“Shelter in Place” invokes the contradictions inherent to survival through crises, whether geo-political, environmental or emotional. The life of an individual or a community can come to be defined by the physical weight of absence and loss, alongside the fact of perseverance—and even celebration.
The materials used here are gathered from both the US and Taiwan, two governments that have had a complex relationship since World War II, when the Nationalist Party government of the Republic of China joined the Allied forces. Szu-Han was born in Taipei, Taiwan and her family is from Tainan. During the war, American planes heavily bombed civilian areas of Taiwan, then a colony of Japan. A bomb shelter made of sandbags located in the home of Szu-Han’s grandmother allowed most members of her family to survive the air raid, with the exception of the eldest sister, who was 17 years old at the time.
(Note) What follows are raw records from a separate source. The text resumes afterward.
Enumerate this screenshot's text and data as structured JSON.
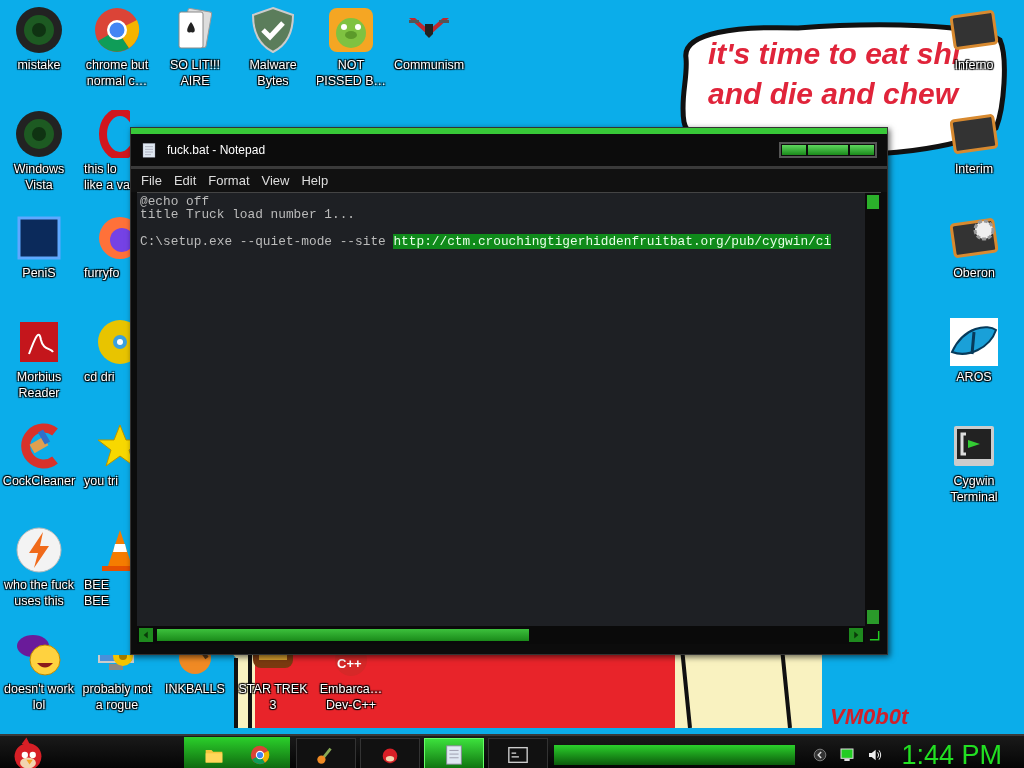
{
  "wallpaper": {
    "bubble_lines": [
      "it's time to eat shi",
      "and die and chew"
    ],
    "signature": "VM0b0t"
  },
  "desktop_rows": [
    [
      {
        "label": "mistake"
      },
      {
        "label": "chrome but\nnormal c…"
      },
      {
        "label": "SO LIT!!!\nAIRE"
      },
      {
        "label": "Malware\nBytes"
      },
      {
        "label": "NOT\nPISSED B…"
      },
      {
        "label": "Communism"
      }
    ],
    [
      {
        "label": "Windows\nVista"
      },
      {
        "label": "this lo\nlike a va"
      }
    ],
    [
      {
        "label": "PeniS"
      },
      {
        "label": "furryfo"
      }
    ],
    [
      {
        "label": "Morbius\nReader"
      },
      {
        "label": "cd dri"
      }
    ],
    [
      {
        "label": "CockCleaner"
      },
      {
        "label": "you tri"
      }
    ],
    [
      {
        "label": "who the fuck\nuses this"
      },
      {
        "label": "BEE\nBEE"
      }
    ],
    [
      {
        "label": "doesn't work\nlol"
      },
      {
        "label": "probably not\na rogue"
      },
      {
        "label": "INKBALLS"
      },
      {
        "label": "STAR TREK\n3"
      },
      {
        "label": "Embarca…\nDev-C++",
        "badge": "C++"
      }
    ]
  ],
  "right_icons": [
    {
      "label": "Inferno"
    },
    {
      "label": "Interim"
    },
    {
      "label": "Oberon"
    },
    {
      "label": "AROS"
    },
    {
      "label": "Cygwin\nTerminal"
    }
  ],
  "window": {
    "title": "fuck.bat - Notepad",
    "menu": [
      "File",
      "Edit",
      "Format",
      "View",
      "Help"
    ],
    "lines": [
      {
        "text": "@echo off"
      },
      {
        "text": "title Truck load number 1..."
      },
      {
        "text": "C:\\setup.exe --quiet-mode --site ",
        "selected_text": "http://ctm.crouchingtigerhiddenfruitbat.org/pub/cygwin/ci"
      }
    ]
  },
  "taskbar": {
    "tasks": [
      {
        "selected": false
      },
      {
        "selected": false
      },
      {
        "selected": true
      },
      {
        "selected": false
      }
    ],
    "clock": "1:44 PM"
  }
}
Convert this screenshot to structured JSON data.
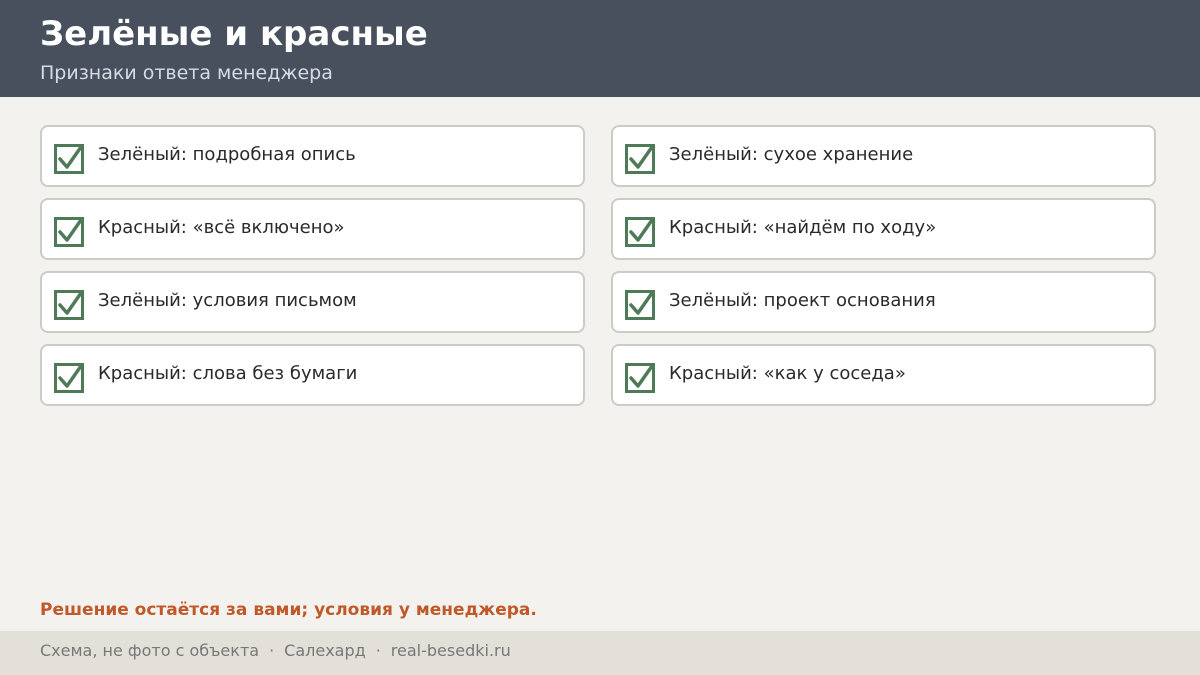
{
  "header": {
    "title": "Зелёные и красные",
    "subtitle": "Признаки ответа менеджера"
  },
  "items": [
    {
      "label": "Зелёный: подробная опись",
      "icon": "checkbox-checked-icon"
    },
    {
      "label": "Зелёный: сухое хранение",
      "icon": "checkbox-checked-icon"
    },
    {
      "label": "Красный: «всё включено»",
      "icon": "checkbox-checked-icon"
    },
    {
      "label": "Красный: «найдём по ходу»",
      "icon": "checkbox-checked-icon"
    },
    {
      "label": "Зелёный: условия письмом",
      "icon": "checkbox-checked-icon"
    },
    {
      "label": "Зелёный: проект основания",
      "icon": "checkbox-checked-icon"
    },
    {
      "label": "Красный: слова без бумаги",
      "icon": "checkbox-checked-icon"
    },
    {
      "label": "Красный: «как у соседа»",
      "icon": "checkbox-checked-icon"
    }
  ],
  "note": "Решение остаётся за вами; условия у менеджера.",
  "footer": {
    "caption": "Схема, не фото с объекта",
    "separator": "·",
    "city": "Салехард",
    "site": "real-besedki.ru"
  },
  "colors": {
    "header_bg": "#47505c",
    "page_bg": "#f4f2ee",
    "check": "#4f7a58",
    "note": "#c0592a",
    "footer_bg": "#e3e0da"
  }
}
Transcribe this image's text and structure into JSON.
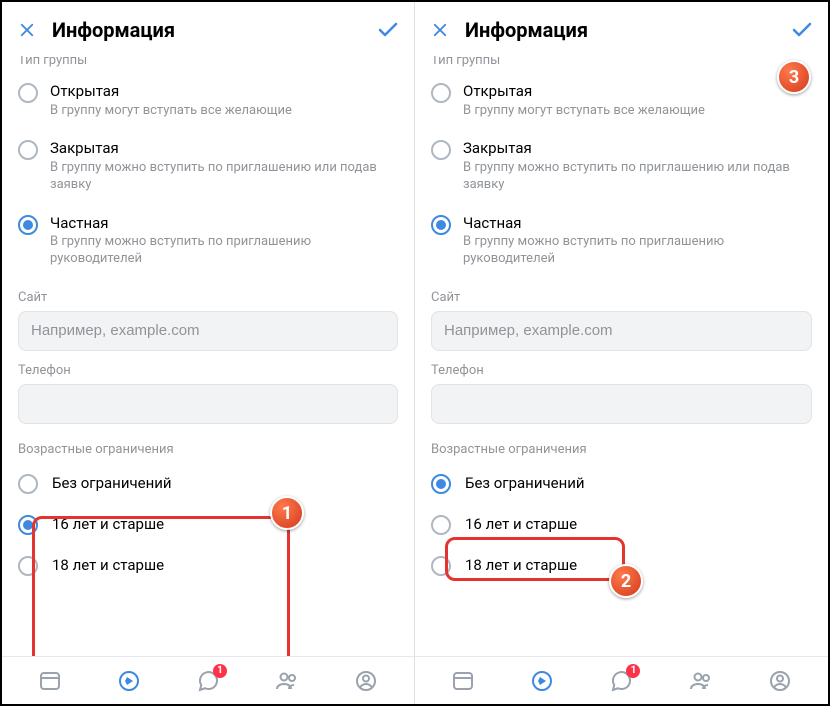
{
  "header": {
    "title": "Информация"
  },
  "group_type": {
    "label": "Тип группы",
    "options": [
      {
        "title": "Открытая",
        "desc": "В группу могут вступать все желающие"
      },
      {
        "title": "Закрытая",
        "desc": "В группу можно вступить по приглашению или подав заявку"
      },
      {
        "title": "Частная",
        "desc": "В группу можно вступить по приглашению руководителей"
      }
    ],
    "selected": 2
  },
  "site": {
    "label": "Сайт",
    "placeholder": "Например, example.com",
    "value": ""
  },
  "phone": {
    "label": "Телефон",
    "value": ""
  },
  "age": {
    "label": "Возрастные ограничения",
    "options": [
      "Без ограничений",
      "16 лет и старше",
      "18 лет и старше"
    ],
    "selected_left": 1,
    "selected_right": 0
  },
  "tabbar": {
    "msg_badge": "1"
  },
  "steps": {
    "s1": "1",
    "s2": "2",
    "s3": "3"
  }
}
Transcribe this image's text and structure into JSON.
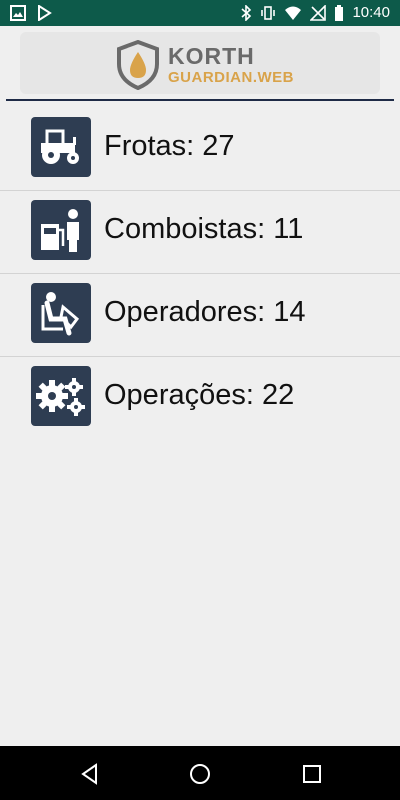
{
  "status_bar": {
    "time": "10:40",
    "left_icons": [
      "image-icon",
      "play-store-icon"
    ],
    "right_icons": [
      "bluetooth-icon",
      "vibrate-icon",
      "wifi-icon",
      "no-signal-icon",
      "battery-icon"
    ]
  },
  "logo": {
    "title": "KORTH",
    "subtitle": "GUARDIAN.WEB",
    "colors": {
      "title": "#6a6a6a",
      "subtitle": "#d9a34a",
      "drop": "#d9a34a",
      "shield": "#6a6a6a"
    }
  },
  "menu": {
    "items": [
      {
        "label": "Frotas: 27",
        "icon": "tractor-icon"
      },
      {
        "label": "Comboistas: 11",
        "icon": "fuel-attendant-icon"
      },
      {
        "label": "Operadores: 14",
        "icon": "operator-seat-icon"
      },
      {
        "label": "Operações: 22",
        "icon": "gears-icon"
      }
    ]
  },
  "nav_bar": {
    "buttons": [
      "back-icon",
      "home-icon",
      "recents-icon"
    ]
  },
  "colors": {
    "status_bar": "#0d5a4a",
    "icon_tile": "#2e3d52",
    "divider": "#1e2a46",
    "background": "#efefef"
  }
}
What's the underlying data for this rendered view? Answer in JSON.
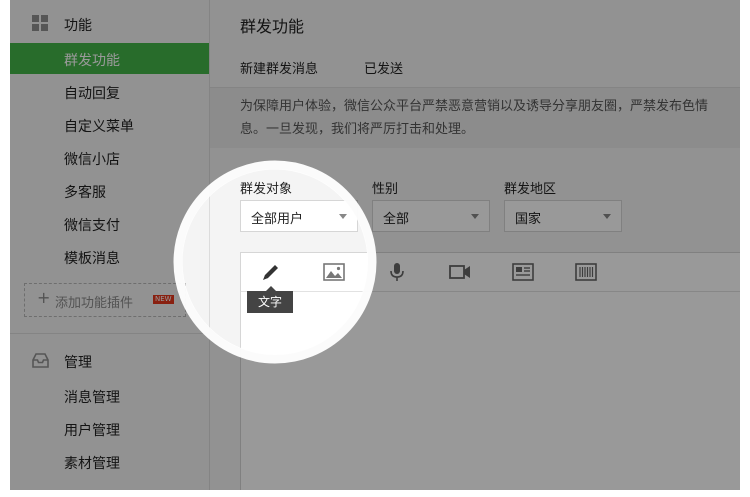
{
  "sidebar": {
    "features_label": "功能",
    "items": [
      {
        "label": "群发功能"
      },
      {
        "label": "自动回复"
      },
      {
        "label": "自定义菜单"
      },
      {
        "label": "微信小店"
      },
      {
        "label": "多客服"
      },
      {
        "label": "微信支付"
      },
      {
        "label": "模板消息"
      }
    ],
    "plugin_label": "添加功能插件",
    "plugin_badge": "NEW",
    "manage_label": "管理",
    "manage_items": [
      {
        "label": "消息管理"
      },
      {
        "label": "用户管理"
      },
      {
        "label": "素材管理"
      }
    ]
  },
  "main": {
    "title": "群发功能",
    "tabs": [
      {
        "label": "新建群发消息"
      },
      {
        "label": "已发送"
      }
    ],
    "notice_line1": "为保障用户体验，微信公众平台严禁恶意营销以及诱导分享朋友圈，严禁发布色情",
    "notice_line2": "息。一旦发现，我们将严厉打击和处理。",
    "filters": {
      "target_label": "群发对象",
      "target_value": "全部用户",
      "gender_label": "性别",
      "gender_value": "全部",
      "region_label": "群发地区",
      "region_value": "国家"
    },
    "editor": {
      "tooltip": "文字",
      "tools": [
        "pencil-icon",
        "image-icon",
        "microphone-icon",
        "video-icon",
        "article-icon",
        "barcode-icon"
      ]
    }
  },
  "colors": {
    "accent": "#44b549",
    "overlay": "rgba(0,0,0,0.40)"
  }
}
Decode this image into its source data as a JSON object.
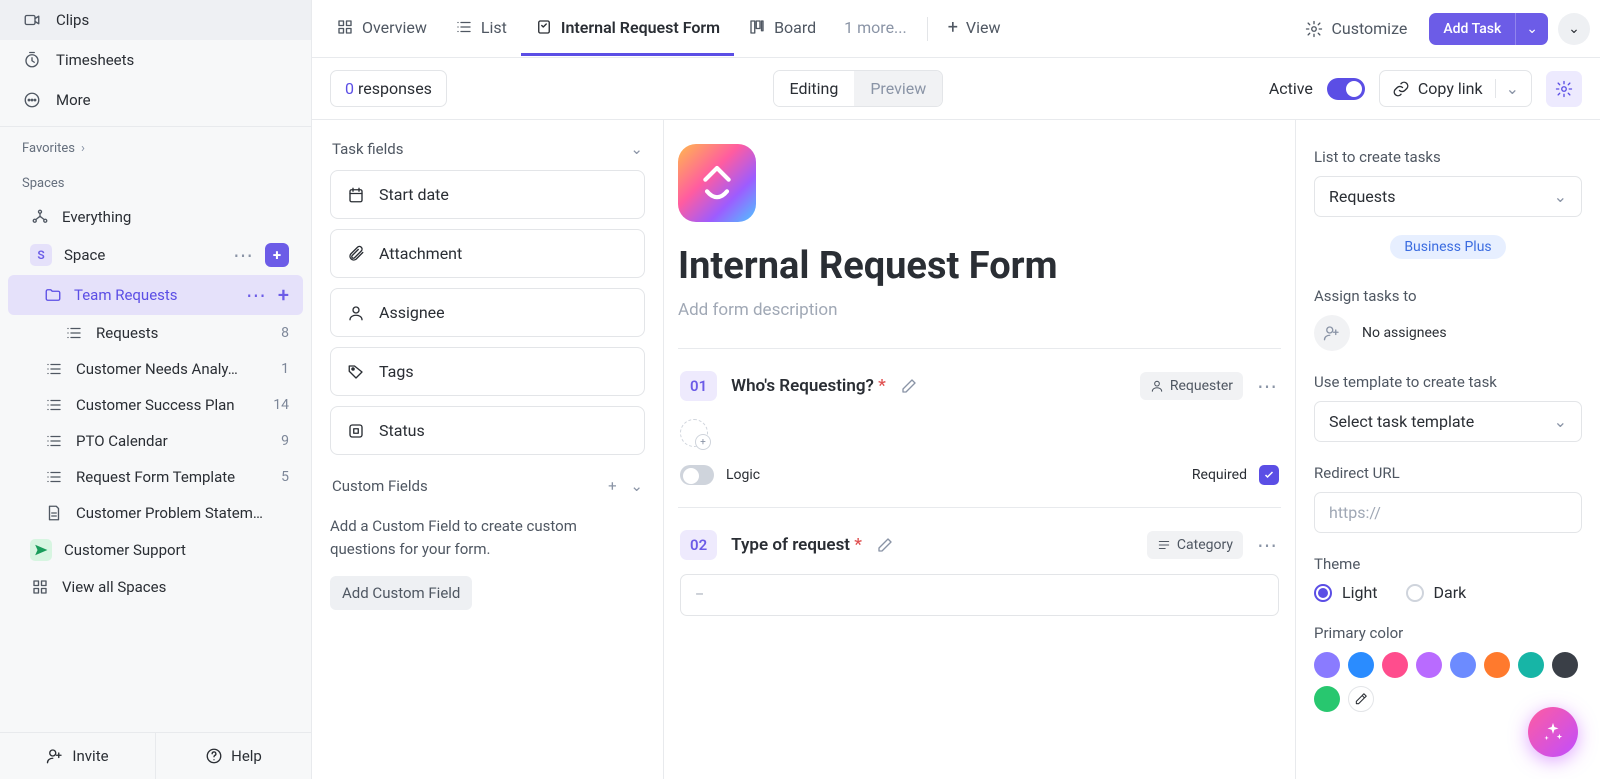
{
  "sidebar": {
    "top": [
      {
        "label": "Clips"
      },
      {
        "label": "Timesheets"
      },
      {
        "label": "More"
      }
    ],
    "favorites": "Favorites",
    "spaces_label": "Spaces",
    "spaces": {
      "everything": "Everything",
      "space_label": "Space",
      "space_initial": "S",
      "team_requests": "Team Requests",
      "requests": {
        "label": "Requests",
        "count": "8"
      },
      "items": [
        {
          "label": "Customer Needs Analy…",
          "count": "1"
        },
        {
          "label": "Customer Success Plan",
          "count": "14"
        },
        {
          "label": "PTO Calendar",
          "count": "9"
        },
        {
          "label": "Request Form Template",
          "count": "5"
        },
        {
          "label": "Customer Problem Statem…",
          "count": ""
        }
      ],
      "customer_support": "Customer Support",
      "view_all": "View all Spaces"
    },
    "footer": {
      "invite": "Invite",
      "help": "Help"
    }
  },
  "tabs": {
    "overview": "Overview",
    "list": "List",
    "form": "Internal Request Form",
    "board": "Board",
    "more": "1 more...",
    "view": "View",
    "customize": "Customize",
    "add_task": "Add Task"
  },
  "toolbar": {
    "responses_count": "0",
    "responses_label": "responses",
    "editing": "Editing",
    "preview": "Preview",
    "active": "Active",
    "copy_link": "Copy link"
  },
  "fields_panel": {
    "title": "Task fields",
    "fields": [
      "Start date",
      "Attachment",
      "Assignee",
      "Tags",
      "Status"
    ],
    "custom_title": "Custom Fields",
    "custom_desc": "Add a Custom Field to create custom questions for your form.",
    "add_cf": "Add Custom Field"
  },
  "form": {
    "title": "Internal Request Form",
    "desc_placeholder": "Add form description",
    "q1": {
      "num": "01",
      "title": "Who's Requesting?",
      "chip": "Requester",
      "logic": "Logic",
      "required": "Required"
    },
    "q2": {
      "num": "02",
      "title": "Type of request",
      "chip": "Category",
      "placeholder": "–"
    }
  },
  "settings": {
    "list_label": "List to create tasks",
    "list_value": "Requests",
    "plan": "Business Plus",
    "assign_label": "Assign tasks to",
    "no_assignees": "No assignees",
    "template_label": "Use template to create task",
    "template_value": "Select task template",
    "redirect_label": "Redirect URL",
    "redirect_placeholder": "https://",
    "theme_label": "Theme",
    "theme_light": "Light",
    "theme_dark": "Dark",
    "primary_label": "Primary color",
    "swatches": [
      "#8a7bff",
      "#2a8cff",
      "#ff4d8d",
      "#b96bff",
      "#6c8bff",
      "#ff7a2d",
      "#17b5a6",
      "#3a3f47",
      "#28c76f"
    ]
  }
}
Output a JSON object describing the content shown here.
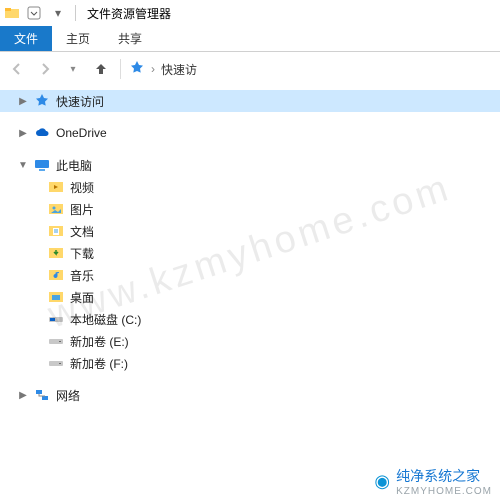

This work is part of a larger project to explore interwoven histories, geographies, and memory through performance and the affective weight of materials.